** Opening RECORDED DATA block **
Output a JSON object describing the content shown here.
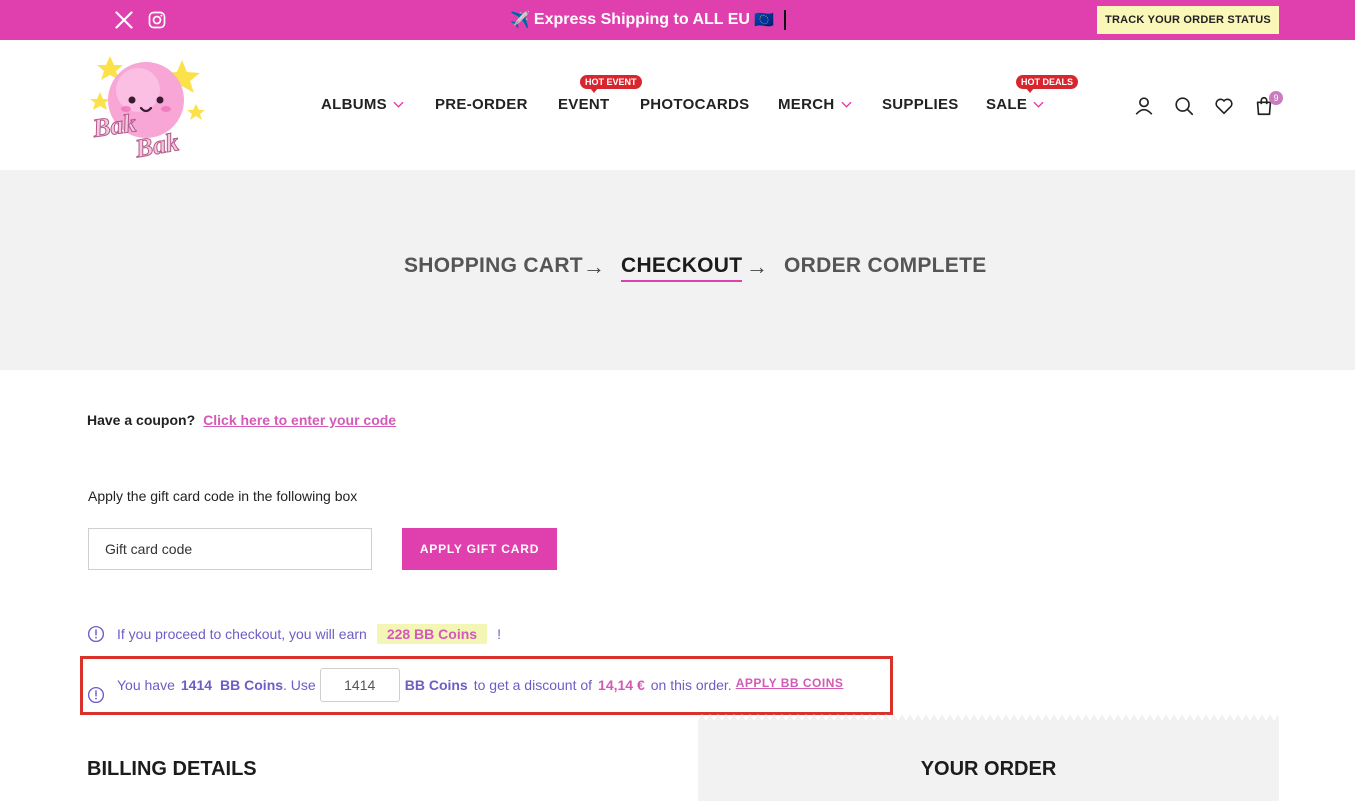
{
  "topbar": {
    "promo_icon": "✈️",
    "promo_text": "Express Shipping to ALL EU",
    "promo_flag": "🇪🇺",
    "track_button": "TRACK YOUR ORDER STATUS",
    "social": [
      "x-icon",
      "instagram-icon"
    ],
    "bg_color": "#e040ad"
  },
  "logo": {
    "text": "BakBak"
  },
  "nav": {
    "albums": "ALBUMS",
    "preorder": "PRE-ORDER",
    "event": "EVENT",
    "event_tag": "HOT EVENT",
    "photocards": "PHOTOCARDS",
    "merch": "MERCH",
    "supplies": "SUPPLIES",
    "sale": "SALE",
    "sale_tag": "HOT DEALS"
  },
  "header_icons": {
    "cart_count": "9"
  },
  "steps": {
    "cart": "SHOPPING CART",
    "checkout": "CHECKOUT",
    "complete": "ORDER COMPLETE",
    "arrow": "→"
  },
  "coupon": {
    "question": "Have a coupon?",
    "link": "Click here to enter your code"
  },
  "gift": {
    "label": "Apply the gift card code in the following box",
    "placeholder": "Gift card code",
    "button": "APPLY GIFT CARD"
  },
  "earn": {
    "text": "If you proceed to checkout, you will earn",
    "amount": "228 BB Coins",
    "suffix": "!"
  },
  "coins": {
    "you_have": "You have",
    "balance": "1414",
    "unit": "BB Coins",
    "use": ". Use",
    "input_value": "1414",
    "unit2": "BB Coins",
    "discount_text": "to get a discount of",
    "discount": "14,14 €",
    "order_text": "on this order.",
    "apply": "APPLY BB COINS"
  },
  "billing": {
    "title": "BILLING DETAILS"
  },
  "order": {
    "title": "YOUR ORDER"
  }
}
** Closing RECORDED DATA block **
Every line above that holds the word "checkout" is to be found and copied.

    "checkout": "CHECKOUT",
    "text": "If you proceed to checkout, you will earn",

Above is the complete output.